[DATASET EXTRACT — start]
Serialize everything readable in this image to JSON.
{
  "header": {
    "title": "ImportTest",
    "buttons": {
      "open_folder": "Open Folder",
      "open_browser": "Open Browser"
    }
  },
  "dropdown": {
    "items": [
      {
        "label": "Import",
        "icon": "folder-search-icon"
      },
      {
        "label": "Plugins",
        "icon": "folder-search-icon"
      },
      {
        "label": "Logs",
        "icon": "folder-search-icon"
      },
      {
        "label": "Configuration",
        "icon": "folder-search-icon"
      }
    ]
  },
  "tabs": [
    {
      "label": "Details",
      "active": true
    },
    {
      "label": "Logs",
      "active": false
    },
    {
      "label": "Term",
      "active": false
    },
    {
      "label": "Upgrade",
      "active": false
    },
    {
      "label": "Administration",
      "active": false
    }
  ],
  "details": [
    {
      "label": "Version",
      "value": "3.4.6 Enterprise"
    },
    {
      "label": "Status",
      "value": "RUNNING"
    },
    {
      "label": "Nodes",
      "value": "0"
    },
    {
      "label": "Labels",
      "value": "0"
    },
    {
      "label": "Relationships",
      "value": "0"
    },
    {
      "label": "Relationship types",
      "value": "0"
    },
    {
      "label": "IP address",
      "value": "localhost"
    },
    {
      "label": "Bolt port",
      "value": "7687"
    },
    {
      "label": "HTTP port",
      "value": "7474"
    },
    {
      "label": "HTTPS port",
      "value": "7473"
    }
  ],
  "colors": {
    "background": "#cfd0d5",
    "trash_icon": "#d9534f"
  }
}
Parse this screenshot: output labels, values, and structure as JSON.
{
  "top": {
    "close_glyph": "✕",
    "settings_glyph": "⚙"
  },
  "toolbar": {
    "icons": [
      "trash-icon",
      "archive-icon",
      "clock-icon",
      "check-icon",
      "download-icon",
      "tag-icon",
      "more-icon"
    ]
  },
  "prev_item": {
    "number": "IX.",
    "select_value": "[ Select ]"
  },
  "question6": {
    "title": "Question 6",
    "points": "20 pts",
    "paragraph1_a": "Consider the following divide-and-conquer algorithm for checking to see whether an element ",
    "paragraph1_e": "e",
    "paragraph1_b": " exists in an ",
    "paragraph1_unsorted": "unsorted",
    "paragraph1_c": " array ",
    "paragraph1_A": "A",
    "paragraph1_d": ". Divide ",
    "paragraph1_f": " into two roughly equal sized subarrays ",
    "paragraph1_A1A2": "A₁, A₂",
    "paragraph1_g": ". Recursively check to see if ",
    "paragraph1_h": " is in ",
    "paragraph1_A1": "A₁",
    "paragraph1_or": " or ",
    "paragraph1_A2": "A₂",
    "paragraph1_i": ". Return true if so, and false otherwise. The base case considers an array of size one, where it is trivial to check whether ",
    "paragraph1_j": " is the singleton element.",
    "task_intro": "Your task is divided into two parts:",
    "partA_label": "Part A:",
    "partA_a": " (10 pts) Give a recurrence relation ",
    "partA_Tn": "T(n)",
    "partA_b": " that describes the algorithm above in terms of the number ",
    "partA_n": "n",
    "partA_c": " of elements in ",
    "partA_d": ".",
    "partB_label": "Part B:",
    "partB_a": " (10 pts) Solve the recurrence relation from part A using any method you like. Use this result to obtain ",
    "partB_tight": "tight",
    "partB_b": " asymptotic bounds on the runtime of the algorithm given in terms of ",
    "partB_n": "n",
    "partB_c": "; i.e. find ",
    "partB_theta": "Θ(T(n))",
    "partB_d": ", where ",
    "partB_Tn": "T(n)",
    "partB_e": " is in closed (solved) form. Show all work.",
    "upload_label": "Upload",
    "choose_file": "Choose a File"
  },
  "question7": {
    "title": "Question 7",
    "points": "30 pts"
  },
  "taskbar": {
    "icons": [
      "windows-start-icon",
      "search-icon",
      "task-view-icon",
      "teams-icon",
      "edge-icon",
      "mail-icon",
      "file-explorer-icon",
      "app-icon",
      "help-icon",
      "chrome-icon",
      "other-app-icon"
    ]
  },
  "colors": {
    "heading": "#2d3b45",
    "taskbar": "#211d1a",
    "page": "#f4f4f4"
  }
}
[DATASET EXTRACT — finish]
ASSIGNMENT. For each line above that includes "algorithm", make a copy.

RESPONSE AREA.
    "paragraph1_a": "Consider the following divide-and-conquer algorithm for checking to see whether an element ",
    "partA_b": " that describes the algorithm above in terms of the number ",
    "partB_b": " asymptotic bounds on the runtime of the algorithm given in terms of ",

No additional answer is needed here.